Investing in real estate is not the same as investing in stocks and bonds. With both of these markets, you can dive straight in with just $ 100, and go in and out whenever you want. But it is not so easy when you are dealing with assets. In fact, it can be tricky to navigate and often comes with a high price tag. And it takes time to buy and sell homes. First, there is the issue of coming up with a down payment, getting funding, filling out all the paperwork and then closing. Not to mention the time it takes to deal with tenants and rent collection.
If you really want to make money in real estate, but just can not figure out the idea of saving all that money and tackle the buying process, you still have some options. A real estate wholesaler is one of them. This is a legal strategy that you can use to your advantage without having to make an offer to purchase or pay a down payment. So, how does it work?
What is a real estate wholesaler?
Wholesale real estate is a short-term business strategy that investors invest in to make big profits. Contrary to what you may think, a real estate wholesaler has nothing to do with a retail wholesaler. In retail wholesale, the wholesaler sells a large amount of merchandise to the retailer, who repackages and sells it to consumers at a much higher price. Because of the volume of goods sold to the retailer, the wholesaler can charge the retailer a much lower price.
Wholesale real estate does not involve the sale of a number of properties at lower prices. In fact, this is a completely different strategy. In this strategy, the wholesaler signs a contract on a home - usually in distress - with a seller, locates potential buyers, and then assigns the contract to one of them.
The goal in wholesale real estate is to sell the house to an interested party before closing the contract with the original landlord. This means that no money changes hands between the wholesaler and the seller, not least until the wholesaler finds a buyer. So how does a wholesaler make money? He makes a profit by finding a willing buyer to purchase the home at a price higher than the amount agreed by the buyer. The difference in price - on which the buyer pays - is the profit, maintained by the wholesaler.
Real estate wholesale is best suited for people who want to get into business but do not have the financing. One of the best things is that you do not have to pass an exam or get a real estate license to be a wholesaler. If you have good skills with people and you are quite patient, wholesale may be right for you.
An example of a real estate wholesaler
Being a real estate wholesaler can sound complicated. But it's really very simple. Let's use this example to illustrate.
Suppose a homeowner has a property that he never thought he could sell because he is quite distressed. The owner may not have enough resources to repair the property himself, but he continues to live in it, thinking he will never get a fair price for the property. The same property owner receives a wholesaler, who addresses the landlord with an offer. Together, they agree to put the house on contract for $ 90,000. Through his network of investors, a historian finds an eager buyer at $ 100,000. He assigns the contract to this investor, and then he has a profitable project.
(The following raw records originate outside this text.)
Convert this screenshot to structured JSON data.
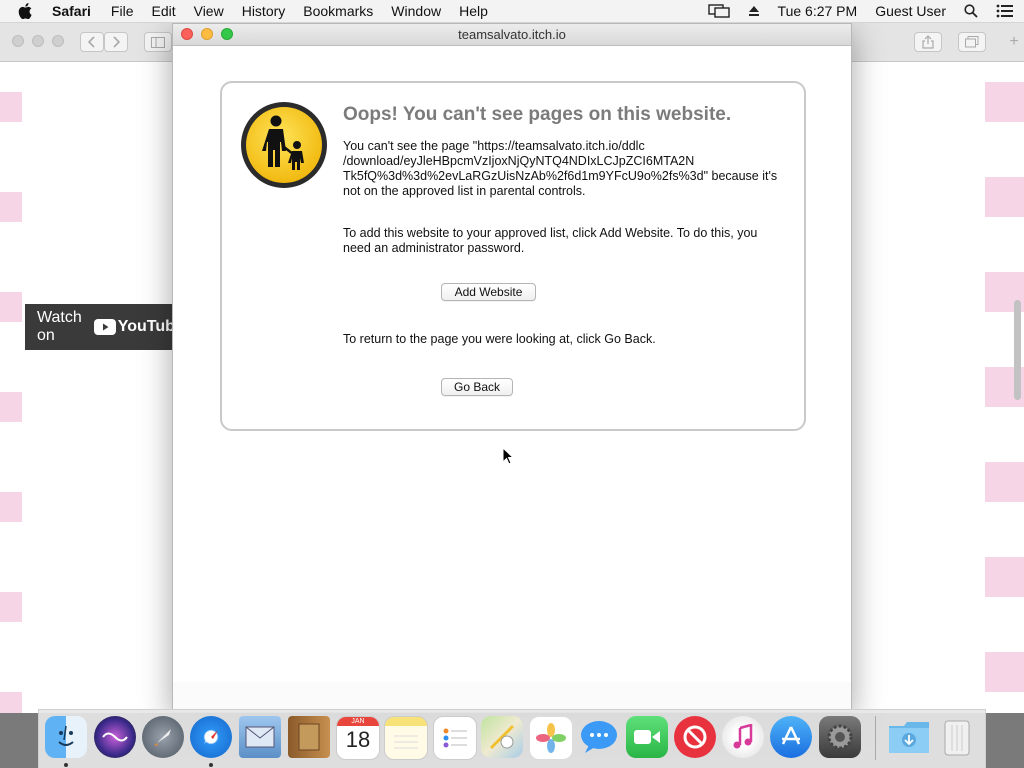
{
  "menubar": {
    "app_name": "Safari",
    "menus": [
      "File",
      "Edit",
      "View",
      "History",
      "Bookmarks",
      "Window",
      "Help"
    ],
    "clock": "Tue 6:27 PM",
    "user": "Guest User"
  },
  "background_page": {
    "watch_on": "Watch on",
    "youtube": "YouTube"
  },
  "window": {
    "title": "teamsalvato.itch.io"
  },
  "block_page": {
    "heading": "Oops! You can't see pages on this website.",
    "message_url": "You can't see the page \"https://teamsalvato.itch.io/ddlc\n/download/eyJleHBpcmVzIjoxNjQyNTQ4NDIxLCJpZCI6MTA2N\nTk5fQ%3d%3d%2evLaRGzUisNzAb%2f6d1m9YFcU9o%2fs%3d\" because it's\nnot on the approved list in parental controls.",
    "message_add": "To add this website to your approved list, click Add Website. To do this, you need an administrator password.",
    "add_button": "Add Website",
    "message_back": "To return to the page you were looking at, click Go Back.",
    "back_button": "Go Back"
  },
  "dock": {
    "apps": [
      "Finder",
      "Siri",
      "Launchpad",
      "Safari",
      "Mail",
      "Contacts",
      "Calendar",
      "Notes",
      "Reminders",
      "Maps",
      "Photos",
      "Messages",
      "FaceTime",
      "News",
      "iTunes",
      "App Store",
      "System Preferences",
      "Downloads",
      "Trash"
    ],
    "calendar_month": "JAN",
    "calendar_day": "18"
  },
  "colors": {
    "close": "#fc605b",
    "minimize": "#fdbc40",
    "zoom": "#34c84a",
    "badge_yellow": "#f5c82a"
  }
}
The wholesaler earns $ 10,000 without owning a home.
From this example we see that there has never actually been an offer to purchase from a wholesaler. He agreed to hand over the house for the landlord to an interested party. Under the contract, the buyer pays $ 100,000 to the wholesaler, who pays the landlord $ 90,000, and keeps the rest to himself as profit.
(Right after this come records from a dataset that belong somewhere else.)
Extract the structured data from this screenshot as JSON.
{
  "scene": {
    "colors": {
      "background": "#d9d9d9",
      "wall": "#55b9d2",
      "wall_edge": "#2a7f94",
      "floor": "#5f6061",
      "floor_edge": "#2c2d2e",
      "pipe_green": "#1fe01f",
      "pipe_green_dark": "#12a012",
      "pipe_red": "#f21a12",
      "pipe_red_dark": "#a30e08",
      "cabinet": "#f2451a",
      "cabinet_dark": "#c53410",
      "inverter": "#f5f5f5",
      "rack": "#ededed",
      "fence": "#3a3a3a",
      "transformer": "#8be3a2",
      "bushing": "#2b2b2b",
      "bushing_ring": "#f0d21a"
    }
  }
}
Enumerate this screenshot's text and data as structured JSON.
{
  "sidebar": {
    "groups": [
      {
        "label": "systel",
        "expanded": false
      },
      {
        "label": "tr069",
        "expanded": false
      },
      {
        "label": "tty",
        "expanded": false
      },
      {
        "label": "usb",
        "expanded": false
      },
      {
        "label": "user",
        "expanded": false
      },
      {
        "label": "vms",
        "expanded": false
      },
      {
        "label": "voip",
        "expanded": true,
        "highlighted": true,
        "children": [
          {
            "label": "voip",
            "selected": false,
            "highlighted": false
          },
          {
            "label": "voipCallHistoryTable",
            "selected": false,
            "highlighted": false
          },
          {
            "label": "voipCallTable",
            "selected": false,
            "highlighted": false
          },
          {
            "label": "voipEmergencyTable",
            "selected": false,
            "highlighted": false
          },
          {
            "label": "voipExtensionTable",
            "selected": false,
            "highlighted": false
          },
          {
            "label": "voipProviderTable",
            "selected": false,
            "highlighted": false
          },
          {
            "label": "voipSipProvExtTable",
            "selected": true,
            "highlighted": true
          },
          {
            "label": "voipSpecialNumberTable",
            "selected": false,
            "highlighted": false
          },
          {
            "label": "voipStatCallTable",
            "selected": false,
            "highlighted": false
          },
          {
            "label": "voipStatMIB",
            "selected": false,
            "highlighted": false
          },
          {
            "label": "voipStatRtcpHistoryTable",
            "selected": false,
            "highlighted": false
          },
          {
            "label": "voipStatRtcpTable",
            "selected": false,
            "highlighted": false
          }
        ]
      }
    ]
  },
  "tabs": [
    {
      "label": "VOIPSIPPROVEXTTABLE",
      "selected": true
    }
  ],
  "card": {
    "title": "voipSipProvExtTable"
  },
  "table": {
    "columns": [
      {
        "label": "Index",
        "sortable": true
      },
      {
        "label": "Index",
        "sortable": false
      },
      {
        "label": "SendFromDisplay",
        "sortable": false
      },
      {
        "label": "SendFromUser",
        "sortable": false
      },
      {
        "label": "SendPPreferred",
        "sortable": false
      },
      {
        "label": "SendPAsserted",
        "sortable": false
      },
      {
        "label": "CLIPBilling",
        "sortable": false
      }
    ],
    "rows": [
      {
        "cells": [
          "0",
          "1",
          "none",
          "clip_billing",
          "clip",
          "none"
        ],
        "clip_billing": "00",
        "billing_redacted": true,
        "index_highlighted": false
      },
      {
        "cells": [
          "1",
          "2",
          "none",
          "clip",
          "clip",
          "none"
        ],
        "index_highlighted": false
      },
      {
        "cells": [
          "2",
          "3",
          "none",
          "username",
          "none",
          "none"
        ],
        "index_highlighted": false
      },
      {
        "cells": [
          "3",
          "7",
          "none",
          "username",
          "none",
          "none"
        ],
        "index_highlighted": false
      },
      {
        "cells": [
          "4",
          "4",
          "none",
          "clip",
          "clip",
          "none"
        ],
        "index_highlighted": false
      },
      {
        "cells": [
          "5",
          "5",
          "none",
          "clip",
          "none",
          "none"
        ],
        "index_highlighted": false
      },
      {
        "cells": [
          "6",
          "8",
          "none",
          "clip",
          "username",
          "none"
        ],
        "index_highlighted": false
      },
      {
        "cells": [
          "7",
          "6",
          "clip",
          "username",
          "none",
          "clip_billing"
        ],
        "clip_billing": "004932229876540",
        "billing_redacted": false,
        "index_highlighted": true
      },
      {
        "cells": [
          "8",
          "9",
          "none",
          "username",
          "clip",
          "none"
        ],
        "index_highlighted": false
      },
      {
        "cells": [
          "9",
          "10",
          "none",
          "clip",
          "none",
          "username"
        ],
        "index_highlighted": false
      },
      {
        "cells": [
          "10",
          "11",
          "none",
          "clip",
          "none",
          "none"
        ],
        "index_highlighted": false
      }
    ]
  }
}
Succeed as a real estate wholesaler
A real estate wholesaler is not for everyone. It takes a lot of time, commitment and patience. You also need to have excellent communication and marketing skills. And it would not hurt if you had a network of investors who might be interested in buying the properties you market wholesale.
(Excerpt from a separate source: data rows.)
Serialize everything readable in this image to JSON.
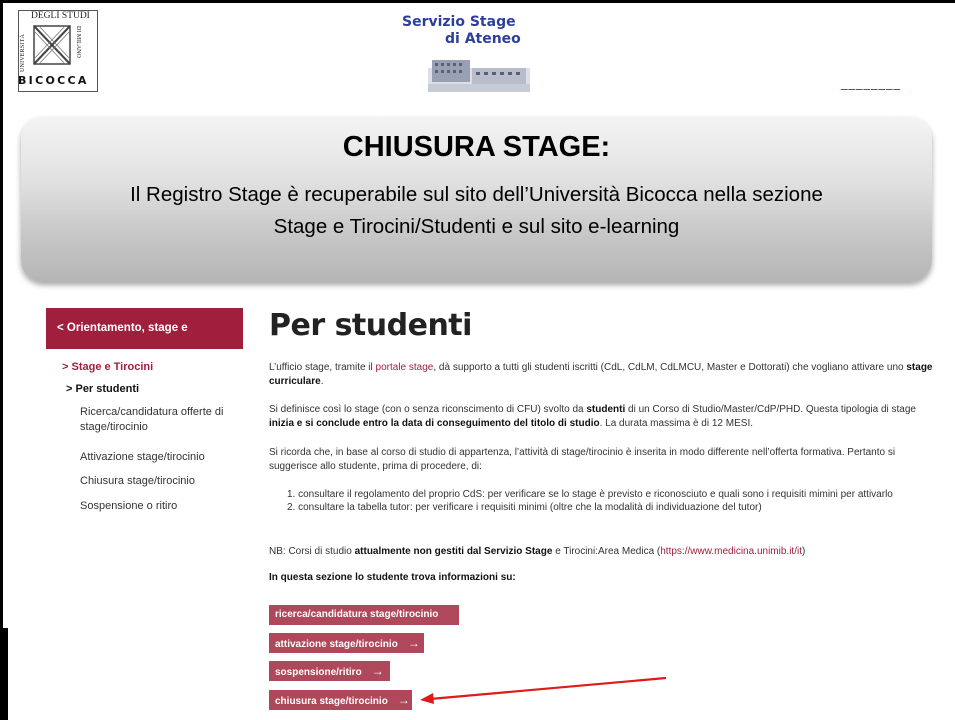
{
  "logo": {
    "degli_studi": "DEGLI STUDI",
    "universita": "UNIVERSITÀ",
    "di_milano": "DI MILANO",
    "bicocca": "BICOCCA"
  },
  "servizio": {
    "line1": "Servizio Stage",
    "line2": "di Ateneo"
  },
  "banner": {
    "title": "CHIUSURA STAGE:",
    "text_line1": "Il Registro Stage è recuperabile sul sito dell’Università Bicocca nella sezione",
    "text_line2": "Stage e Tirocini/Studenti e sul sito e-learning"
  },
  "sidebar": {
    "header": "< Orientamento, stage e placement",
    "items": [
      {
        "label": "> Stage e Tirocini"
      },
      {
        "label": "> Per studenti"
      },
      {
        "label": "Ricerca/candidatura offerte di"
      },
      {
        "label": "stage/tirocinio"
      },
      {
        "label": "Attivazione stage/tirocinio"
      },
      {
        "label": "Chiusura stage/tirocinio"
      },
      {
        "label": "Sospensione o ritiro"
      }
    ]
  },
  "main": {
    "title": "Per studenti",
    "p1_a": "L’ufficio stage, tramite il ",
    "p1_link": "portale stage",
    "p1_b": ", dà supporto a tutti gli studenti iscritti (CdL, CdLM, CdLMCU, Master e Dottorati) che vogliano attivare uno ",
    "p1_bold": "stage curriculare",
    "p1_end": ".",
    "p2_a": "Si definisce così lo stage (con o senza riconscimento di CFU) svolto da ",
    "p2_bold1": "studenti",
    "p2_b": " di un Corso di Studio/Master/CdP/PHD. Questa tipologia di stage ",
    "p2_bold2": "inizia e si conclude entro la data di conseguimento del titolo di studio",
    "p2_c": ". La durata massima è di 12 MESI.",
    "p3": "Si ricorda che, in base al corso di studio di appartenza, l’attività di stage/tirocinio è inserita in modo differente nell’offerta formativa. Pertanto si suggerisce allo studente, prima di procedere, di:",
    "list1": "1. consultare il regolamento del proprio CdS: per verificare se lo stage è previsto e riconosciuto e quali sono i requisiti mimini per attivarlo",
    "list2": "2. consultare la tabella tutor: per verificare i requisiti minimi (oltre che la modalità di individuazione del tutor)",
    "nb_a": "NB: Corsi di studio ",
    "nb_bold": "attualmente non gestiti dal Servizio Stage",
    "nb_b": " e Tirocini:Area Medica (",
    "nb_link": "https://www.medicina.unimib.it/it",
    "nb_end": ")",
    "section_label": "In questa sezione lo studente trova informazioni su:",
    "buttons": [
      {
        "label": "ricerca/candidatura stage/tirocinio"
      },
      {
        "label": "attivazione stage/tirocinio"
      },
      {
        "label": "sospensione/ritiro"
      },
      {
        "label": "chiusura stage/tirocinio"
      }
    ],
    "arrow_glyph": "→"
  },
  "colors": {
    "accent": "#a01f3c",
    "button": "#b0485b",
    "annotation_arrow": "#e01a1a"
  }
}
Finding the right type of property is the first key to a wholesale sale. Homeowners who own distressed properties and are eager to sell, as noted in the example above, create great chances. These properties can be very attractive to potential investors, especially if they are in the right location, come with desirable features already, and need to be matched to the right price. Before you make an offer, you will want to check what types of repairs or home additions you will need.
Knowing what kind of offer to offer really helps. If you drop too low and you may keep a potential seller away. But if you bid too high, you may not be able to find a buyer who is willing to take the risk of buying and repairing a distressed property.
The key to the wholesaler is to add a clause to the purchase contract that allows the wholesaler to withdraw from the transaction if he is unable to find a buyer before the expected closing date. This limits the risk of the wholesaler.
Wholesale real estate versus flipping
A real estate wholesaler is similar to flipping in many ways. Both use the asset as a means of investment and profit. And both require a contract and the sale of a home in one form or another.
However, there are major differences between the two. The time frame with wholesale is much shorter than it might be with flipping. And the wholesaler makes no repairs or alterations to the house.
Because the wholesaler never buys a home, real estate wholesale is far less risky than flipping. The latter often involves renovation and various costs such as mortgage, property tax and insurance.
Wholesale real estate also involves much less capital than flipping. Heavy cash payments on some assets are usually sufficient. Success depends on knowing the wholesale market and connecting investors to quick sales.